Is your bank ready to serve the “information citizen”?
With the proliferation of mobile digital devices connecting everybody to everything, Gartner now sees the emergence of the information citizen. The firm describes these folks as “a growing class of casual information consumers seeking ease of access and use of information as a top priority.”
Gartner research indicates that half of organizations will not have an information strategy that addresses the emerging role of the information citizen through 2017.
Serving information citizenry
“An information strategy is a broad topic, but defining how organizations use and manage information affects all aspects of IT and business management and transformation,” says Joao Tapadinhas, research director at Gartner. “The majority of today's information strategies are not addressing the needs of information citizens."
Organizations are looking to big data to provide an enhanced experience for their customers. In 2014, investments in big data continued to rise, with 73% of organizations investing or planning to invest over the next two years. However, although many organizations are in the midst of rapidly maturing big data efforts, many questions and challenges remain around their information strategies.
Currently most information strategies do not define the role or address the needs of these information citizens. Gartner says that new types of information consumption platforms will need to include applications that provide information citizens with better access to the analysis of multi-structured data—that is, data that may include a user's business transaction data sources and systems.
These platforms will also include a wider range of capabilities, such as search-based queries of tagged information, visual and data-driven storytelling, along with easy-to-manage and easy-to-use information aggregation and governance of multi-structured data for analysis.
The majority of the consumption of information and analysis will continue to include the current solutions and solution architectures for information and analysis. Today, most consumers of information and analysis have evolved into using a fairly mature sets of tools, skills, and methodologies for analyzing structured and primarily transactional information from enterprise resource planning and data warehouse database management systems.
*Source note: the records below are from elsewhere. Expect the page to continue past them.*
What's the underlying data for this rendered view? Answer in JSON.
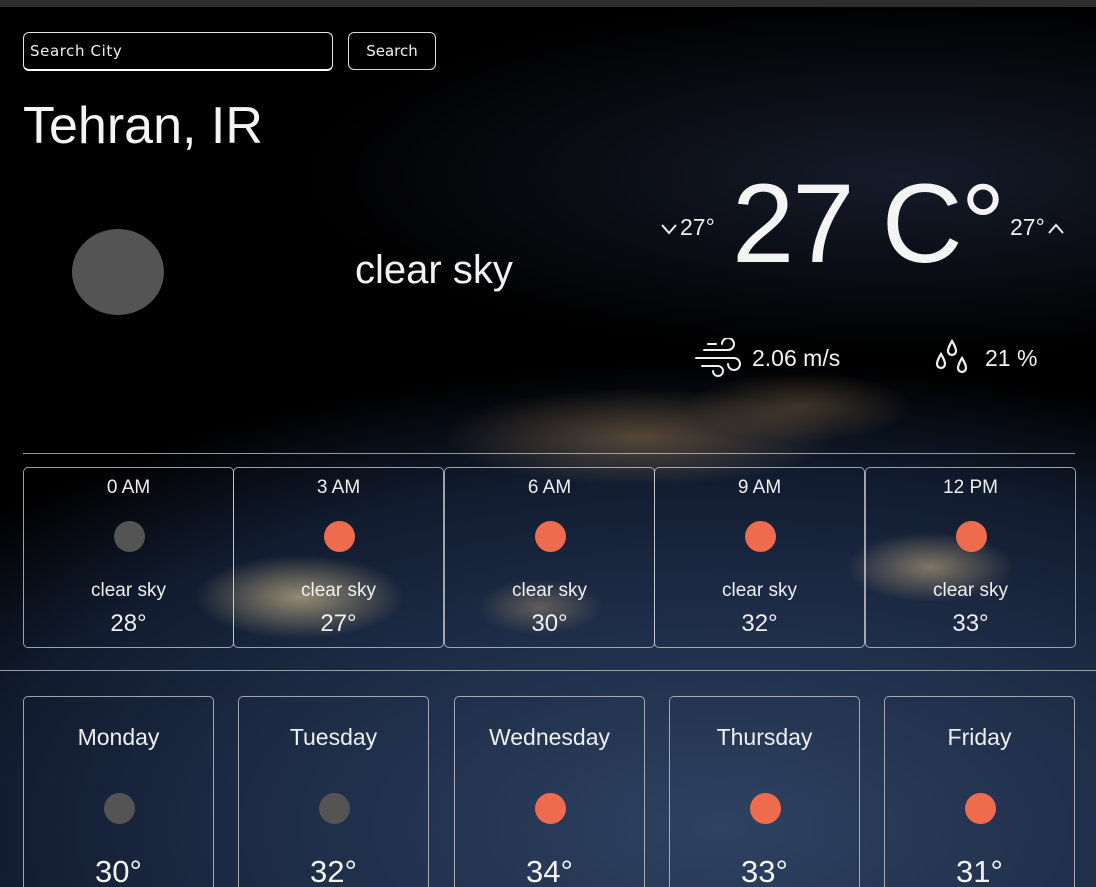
{
  "search": {
    "placeholder": "Search City",
    "button_label": "Search"
  },
  "current": {
    "city": "Tehran, IR",
    "condition": "clear sky",
    "temp_main": "27 C°",
    "temp_min": "27°",
    "temp_max": "27°",
    "icon": "moon-icon",
    "wind": "2.06 m/s",
    "humidity": "21 %"
  },
  "colors": {
    "sun": "#ee6c4d",
    "moon": "#545454"
  },
  "hourly": [
    {
      "time": "0 AM",
      "desc": "clear sky",
      "temp": "28°",
      "icon": "moon-icon"
    },
    {
      "time": "3 AM",
      "desc": "clear sky",
      "temp": "27°",
      "icon": "sun-icon"
    },
    {
      "time": "6 AM",
      "desc": "clear sky",
      "temp": "30°",
      "icon": "sun-icon"
    },
    {
      "time": "9 AM",
      "desc": "clear sky",
      "temp": "32°",
      "icon": "sun-icon"
    },
    {
      "time": "12 PM",
      "desc": "clear sky",
      "temp": "33°",
      "icon": "sun-icon"
    }
  ],
  "daily": [
    {
      "day": "Monday",
      "temp": "30°",
      "icon": "moon-icon"
    },
    {
      "day": "Tuesday",
      "temp": "32°",
      "icon": "moon-icon"
    },
    {
      "day": "Wednesday",
      "temp": "34°",
      "icon": "sun-icon"
    },
    {
      "day": "Thursday",
      "temp": "33°",
      "icon": "sun-icon"
    },
    {
      "day": "Friday",
      "temp": "31°",
      "icon": "sun-icon"
    }
  ]
}
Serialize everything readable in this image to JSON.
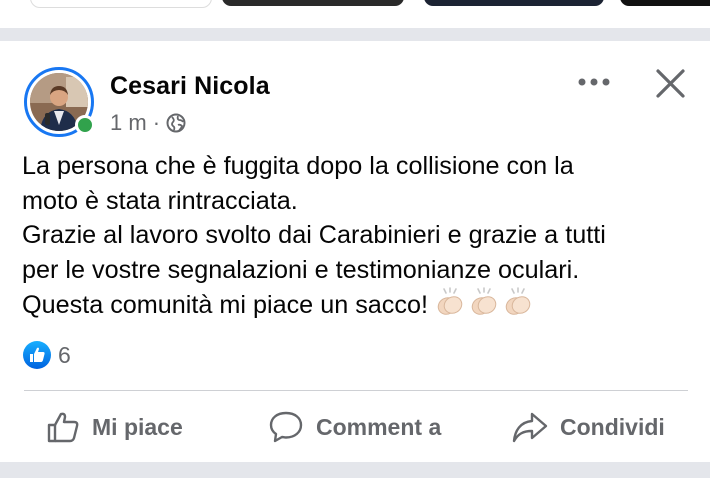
{
  "post": {
    "author": "Cesari Nicola",
    "time": "1 m",
    "separator": "·",
    "lines": [
      "La persona che è fuggita dopo la collisione con la",
      "moto è stata rintracciata.",
      "Grazie al lavoro svolto dai Carabinieri e grazie a tutti",
      "per le vostre segnalazioni e testimonianze oculari.",
      "Questa comunità mi piace un sacco!"
    ],
    "emoji": [
      "👏🏻",
      "👏🏻",
      "👏🏻"
    ],
    "privacy_icon": "globe-icon",
    "online": true
  },
  "reactions": {
    "icon": "like-icon",
    "count": "6"
  },
  "actions": {
    "like_label": "Mi piace",
    "comment_label": "Comment a",
    "share_label": "Condividi"
  },
  "colors": {
    "brand_blue": "#1877f2",
    "online_green": "#31a24c",
    "secondary_text": "#65676b",
    "separator": "#e4e6eb"
  }
}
Current investments in information and analytic technologies and skills have, in many cases, not kept pace with the increases in computing and analysis capabilities. The information strategy is still firmly focused on maintaining the status quo.
Looking to the future
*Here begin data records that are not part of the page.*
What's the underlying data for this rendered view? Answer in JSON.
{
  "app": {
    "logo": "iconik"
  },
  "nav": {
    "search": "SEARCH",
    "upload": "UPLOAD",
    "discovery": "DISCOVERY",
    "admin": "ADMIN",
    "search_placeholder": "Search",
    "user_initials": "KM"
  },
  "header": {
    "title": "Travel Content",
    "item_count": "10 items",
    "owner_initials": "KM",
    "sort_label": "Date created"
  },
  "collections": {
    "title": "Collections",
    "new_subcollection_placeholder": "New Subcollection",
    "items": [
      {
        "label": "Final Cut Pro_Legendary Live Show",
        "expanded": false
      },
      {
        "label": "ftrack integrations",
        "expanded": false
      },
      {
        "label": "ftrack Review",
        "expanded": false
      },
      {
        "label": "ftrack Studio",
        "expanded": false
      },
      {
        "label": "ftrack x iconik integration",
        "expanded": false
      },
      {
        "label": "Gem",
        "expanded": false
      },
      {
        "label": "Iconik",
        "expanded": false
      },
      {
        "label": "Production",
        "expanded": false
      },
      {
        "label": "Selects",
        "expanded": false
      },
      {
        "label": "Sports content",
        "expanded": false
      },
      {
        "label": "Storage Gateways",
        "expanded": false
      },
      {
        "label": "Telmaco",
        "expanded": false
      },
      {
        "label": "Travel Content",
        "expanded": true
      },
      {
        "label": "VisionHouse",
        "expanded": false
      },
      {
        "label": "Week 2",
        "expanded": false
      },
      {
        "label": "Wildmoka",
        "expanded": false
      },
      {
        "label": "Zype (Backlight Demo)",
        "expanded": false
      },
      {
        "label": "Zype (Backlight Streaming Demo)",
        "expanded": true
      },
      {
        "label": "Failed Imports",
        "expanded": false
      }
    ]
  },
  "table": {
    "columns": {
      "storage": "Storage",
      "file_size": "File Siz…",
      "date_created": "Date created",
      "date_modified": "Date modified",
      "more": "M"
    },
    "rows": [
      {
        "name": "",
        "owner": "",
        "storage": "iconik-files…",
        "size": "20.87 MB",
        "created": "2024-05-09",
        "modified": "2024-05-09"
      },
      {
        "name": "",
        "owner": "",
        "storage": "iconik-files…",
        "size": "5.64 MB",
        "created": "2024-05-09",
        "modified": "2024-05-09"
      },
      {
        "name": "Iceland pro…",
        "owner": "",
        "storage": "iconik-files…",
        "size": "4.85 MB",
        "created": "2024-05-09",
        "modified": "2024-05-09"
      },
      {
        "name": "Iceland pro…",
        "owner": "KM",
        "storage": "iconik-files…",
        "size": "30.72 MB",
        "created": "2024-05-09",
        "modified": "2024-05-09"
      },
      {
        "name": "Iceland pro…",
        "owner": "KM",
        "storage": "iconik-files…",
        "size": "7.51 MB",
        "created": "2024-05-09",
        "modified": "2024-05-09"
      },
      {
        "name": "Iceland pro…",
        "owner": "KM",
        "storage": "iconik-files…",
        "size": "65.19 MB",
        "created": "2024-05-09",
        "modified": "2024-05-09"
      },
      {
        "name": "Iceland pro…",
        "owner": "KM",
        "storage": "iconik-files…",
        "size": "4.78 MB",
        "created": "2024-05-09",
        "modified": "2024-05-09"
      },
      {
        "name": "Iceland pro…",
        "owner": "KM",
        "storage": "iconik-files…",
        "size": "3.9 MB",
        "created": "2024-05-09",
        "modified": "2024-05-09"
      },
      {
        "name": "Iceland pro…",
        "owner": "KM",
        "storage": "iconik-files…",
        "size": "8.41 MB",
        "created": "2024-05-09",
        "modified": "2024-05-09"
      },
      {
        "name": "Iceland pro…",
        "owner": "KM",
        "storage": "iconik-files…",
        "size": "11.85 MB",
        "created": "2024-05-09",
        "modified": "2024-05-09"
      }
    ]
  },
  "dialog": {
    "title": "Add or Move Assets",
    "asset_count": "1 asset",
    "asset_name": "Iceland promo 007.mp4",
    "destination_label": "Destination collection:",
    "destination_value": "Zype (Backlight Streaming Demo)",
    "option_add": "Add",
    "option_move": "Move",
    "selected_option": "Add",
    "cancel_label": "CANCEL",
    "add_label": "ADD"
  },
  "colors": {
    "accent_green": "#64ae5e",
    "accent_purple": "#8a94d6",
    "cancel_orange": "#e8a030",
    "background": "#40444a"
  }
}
Going forward, information consumer applications will need to access combinations of information and analysis across multistructured data located in multiple cloud and on-premises services. The related integration technologies and business models for information consumer applications are still being defined, but Gartner believes that a market and set of market categories will emerge over the next two to three years.
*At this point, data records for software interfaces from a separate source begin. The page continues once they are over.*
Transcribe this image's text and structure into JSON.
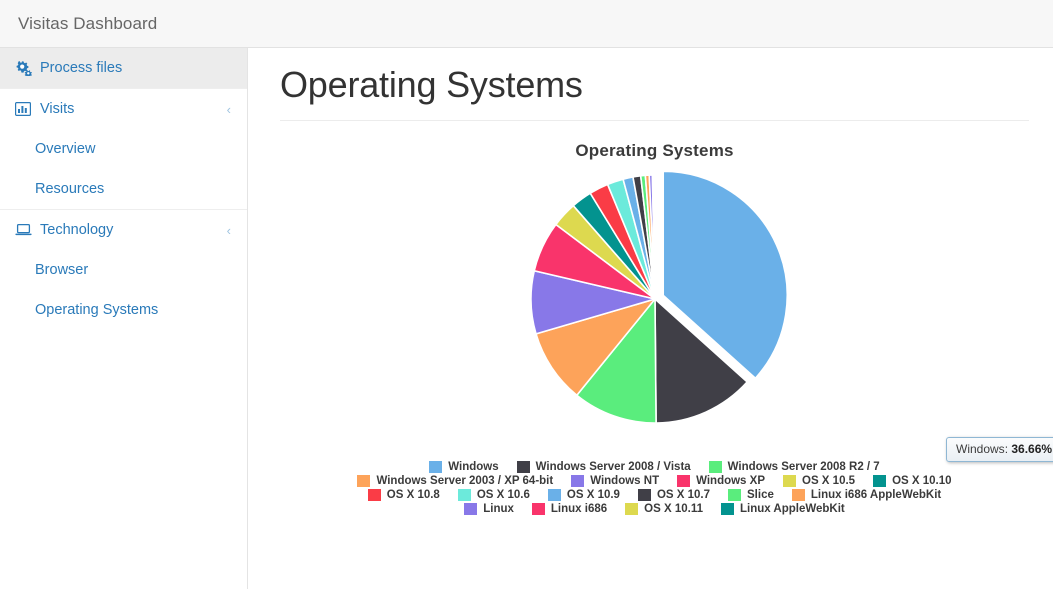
{
  "topbar": {
    "title": "Visitas Dashboard"
  },
  "sidebar": {
    "groups": [
      {
        "item": {
          "label": "Process files",
          "icon": "gears-icon",
          "active": true,
          "chevron": ""
        },
        "children": []
      },
      {
        "item": {
          "label": "Visits",
          "icon": "bar-chart-icon",
          "active": false,
          "chevron": "‹"
        },
        "children": [
          {
            "label": "Overview"
          },
          {
            "label": "Resources"
          }
        ]
      },
      {
        "item": {
          "label": "Technology",
          "icon": "laptop-icon",
          "active": false,
          "chevron": "‹"
        },
        "children": [
          {
            "label": "Browser"
          },
          {
            "label": "Operating Systems"
          }
        ]
      }
    ]
  },
  "main": {
    "page_title": "Operating Systems",
    "tooltip": {
      "label": "Windows",
      "separator": ": ",
      "value": "36.66%"
    }
  },
  "chart_data": {
    "type": "pie",
    "title": "Operating Systems",
    "legend_position": "bottom",
    "exploded_slice": "Windows",
    "labels": [
      "Windows",
      "Windows Server 2008 / Vista",
      "Windows Server 2008 R2 / 7",
      "Windows Server 2003 / XP 64-bit",
      "Windows NT",
      "Windows XP",
      "OS X 10.5",
      "OS X 10.10",
      "OS X 10.8",
      "OS X 10.6",
      "OS X 10.9",
      "OS X 10.7",
      "Slice",
      "Linux i686 AppleWebKit",
      "Linux",
      "Linux i686",
      "OS X 10.11",
      "Linux AppleWebKit"
    ],
    "values": [
      36.66,
      13.2,
      11.0,
      9.6,
      8.2,
      6.6,
      3.3,
      2.7,
      2.5,
      2.1,
      1.3,
      1.0,
      0.6,
      0.5,
      0.4,
      0.2,
      0.1,
      0.04
    ],
    "unit": "%",
    "colors": [
      "#6ab0e8",
      "#403f47",
      "#5aed7d",
      "#fda35a",
      "#8878e8",
      "#f9346b",
      "#ddd94f",
      "#03938f",
      "#fa3c46",
      "#6ceadb",
      "#6ab0e8",
      "#403f47",
      "#5aed7d",
      "#fda35a",
      "#8878e8",
      "#f9346b",
      "#ddd94f",
      "#03938f"
    ],
    "legend_rows": [
      [
        {
          "label": "Windows",
          "color": "#6ab0e8"
        },
        {
          "label": "Windows Server 2008 / Vista",
          "color": "#403f47"
        },
        {
          "label": "Windows Server 2008 R2 / 7",
          "color": "#5aed7d"
        }
      ],
      [
        {
          "label": "Windows Server 2003 / XP 64-bit",
          "color": "#fda35a"
        },
        {
          "label": "Windows NT",
          "color": "#8878e8"
        },
        {
          "label": "Windows XP",
          "color": "#f9346b"
        },
        {
          "label": "OS X 10.5",
          "color": "#ddd94f"
        },
        {
          "label": "OS X 10.10",
          "color": "#03938f"
        }
      ],
      [
        {
          "label": "OS X 10.8",
          "color": "#fa3c46"
        },
        {
          "label": "OS X 10.6",
          "color": "#6ceadb"
        },
        {
          "label": "OS X 10.9",
          "color": "#6ab0e8"
        },
        {
          "label": "OS X 10.7",
          "color": "#403f47"
        },
        {
          "label": "Slice",
          "color": "#5aed7d"
        },
        {
          "label": "Linux i686 AppleWebKit",
          "color": "#fda35a"
        }
      ],
      [
        {
          "label": "Linux",
          "color": "#8878e8"
        },
        {
          "label": "Linux i686",
          "color": "#f9346b"
        },
        {
          "label": "OS X 10.11",
          "color": "#ddd94f"
        },
        {
          "label": "Linux AppleWebKit",
          "color": "#03938f"
        }
      ]
    ]
  }
}
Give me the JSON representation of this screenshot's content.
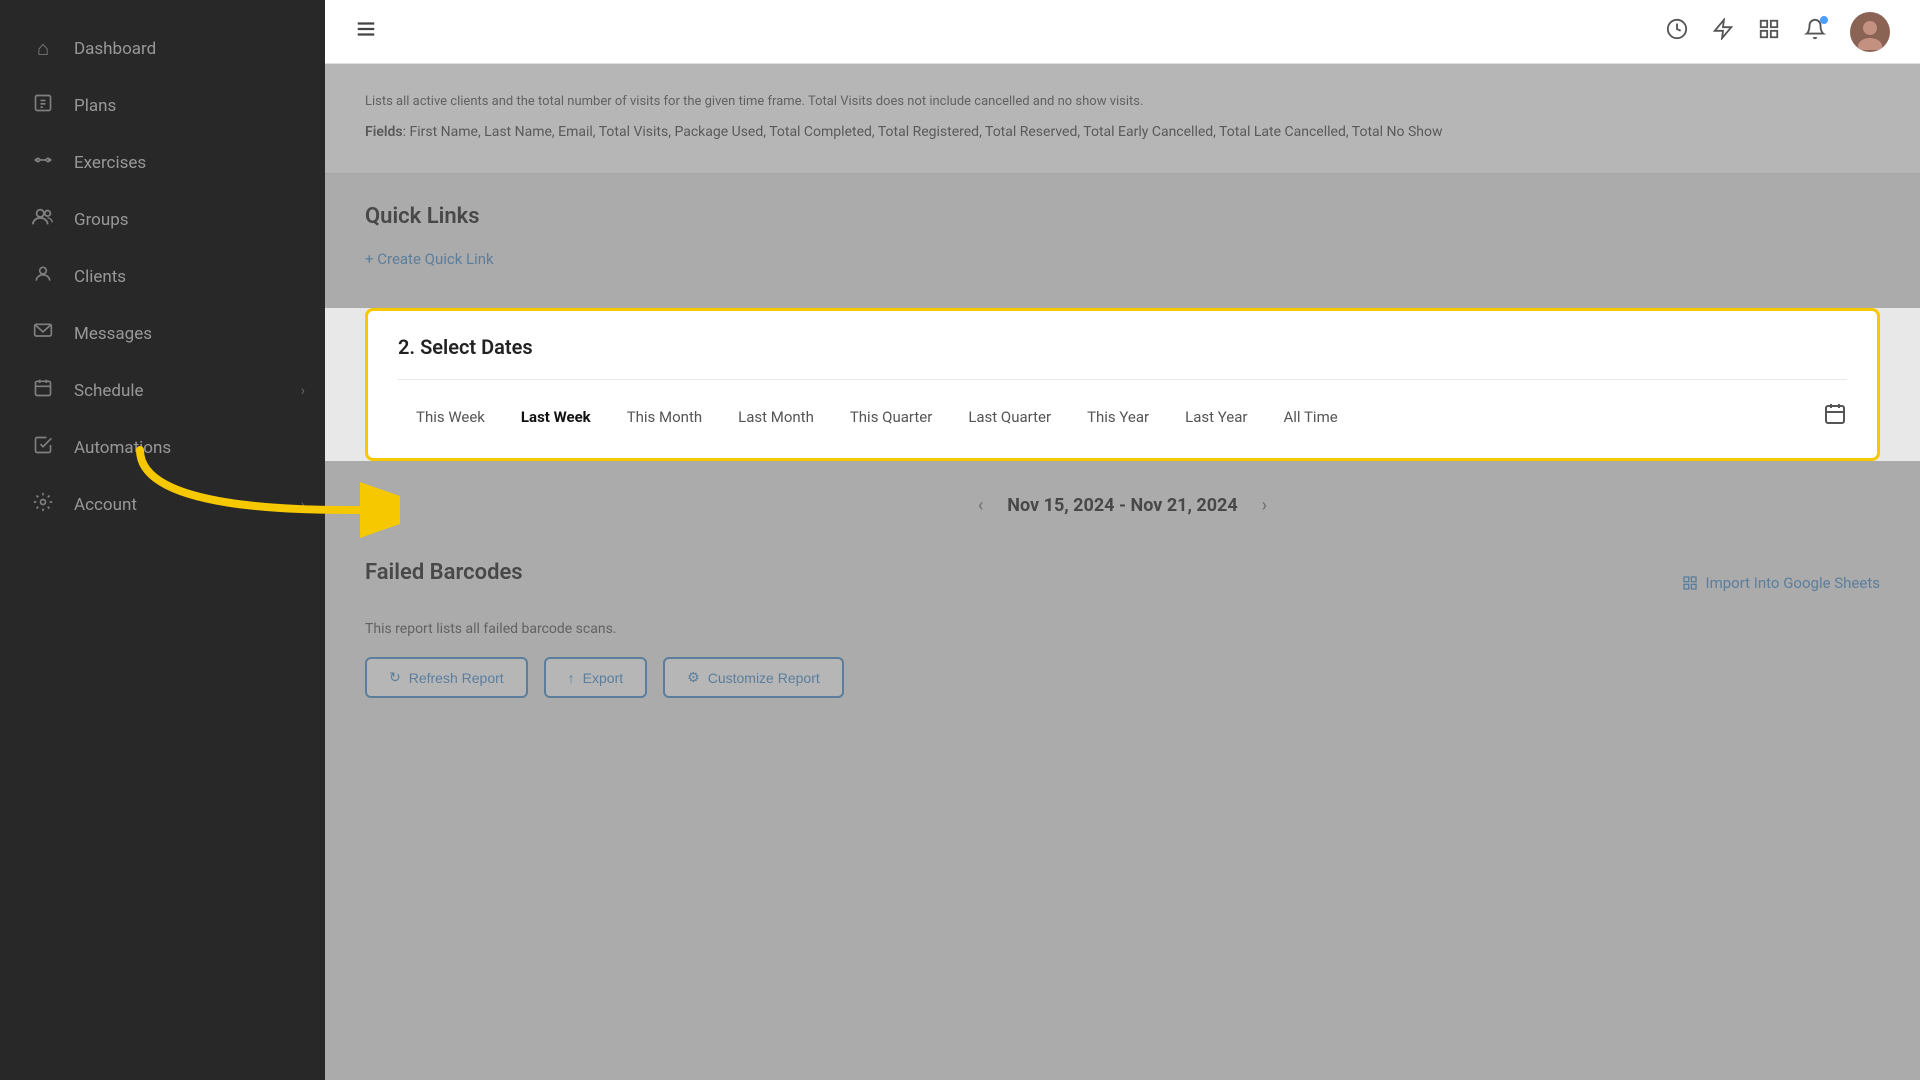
{
  "sidebar": {
    "items": [
      {
        "id": "dashboard",
        "label": "Dashboard",
        "icon": "⌂",
        "hasArrow": false
      },
      {
        "id": "plans",
        "label": "Plans",
        "icon": "📋",
        "hasArrow": false
      },
      {
        "id": "exercises",
        "label": "Exercises",
        "icon": "🏋",
        "hasArrow": false
      },
      {
        "id": "groups",
        "label": "Groups",
        "icon": "👥",
        "hasArrow": false
      },
      {
        "id": "clients",
        "label": "Clients",
        "icon": "👤",
        "hasArrow": false
      },
      {
        "id": "messages",
        "label": "Messages",
        "icon": "✉",
        "hasArrow": false
      },
      {
        "id": "schedule",
        "label": "Schedule",
        "icon": "📅",
        "hasArrow": true
      },
      {
        "id": "automations",
        "label": "Automations",
        "icon": "✔",
        "hasArrow": false
      },
      {
        "id": "account",
        "label": "Account",
        "icon": "⚙",
        "hasArrow": true
      }
    ]
  },
  "topbar": {
    "hamburger_label": "☰",
    "icons": [
      "history",
      "lightning",
      "grid",
      "bell"
    ],
    "notification_active": true
  },
  "fields_section": {
    "description": "Lists all active clients and the total number of visits for the given time frame. Total Visits does not include cancelled and no show visits.",
    "fields_label": "Fields",
    "fields_value": "First Name, Last Name, Email, Total Visits, Package Used, Total Completed, Total Registered, Total Reserved, Total Early Cancelled, Total Late Cancelled, Total No Show"
  },
  "quick_links": {
    "title": "Quick Links",
    "create_link_label": "+ Create Quick Link"
  },
  "select_dates": {
    "title": "2. Select Dates",
    "options": [
      {
        "id": "this-week",
        "label": "This Week",
        "active": false
      },
      {
        "id": "last-week",
        "label": "Last Week",
        "active": true
      },
      {
        "id": "this-month",
        "label": "This Month",
        "active": false
      },
      {
        "id": "last-month",
        "label": "Last Month",
        "active": false
      },
      {
        "id": "this-quarter",
        "label": "This Quarter",
        "active": false
      },
      {
        "id": "last-quarter",
        "label": "Last Quarter",
        "active": false
      },
      {
        "id": "this-year",
        "label": "This Year",
        "active": false
      },
      {
        "id": "last-year",
        "label": "Last Year",
        "active": false
      },
      {
        "id": "all-time",
        "label": "All Time",
        "active": false
      }
    ]
  },
  "date_range": {
    "text": "Nov 15, 2024 - Nov 21, 2024",
    "prev_label": "‹",
    "next_label": "›"
  },
  "failed_barcodes": {
    "title": "Failed Barcodes",
    "import_label": "Import Into Google Sheets",
    "description": "This report lists all failed barcode scans.",
    "buttons": [
      {
        "id": "refresh",
        "label": "Refresh Report",
        "icon": "↻"
      },
      {
        "id": "export",
        "label": "Export",
        "icon": "↑"
      },
      {
        "id": "customize",
        "label": "Customize Report",
        "icon": "⚙"
      }
    ]
  },
  "annotation": {
    "arrow_color": "#f5c800"
  }
}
Gartner says that leading-edge companies will see the business need to include information citizens in their information strategies and will ultimately provide them with new applications.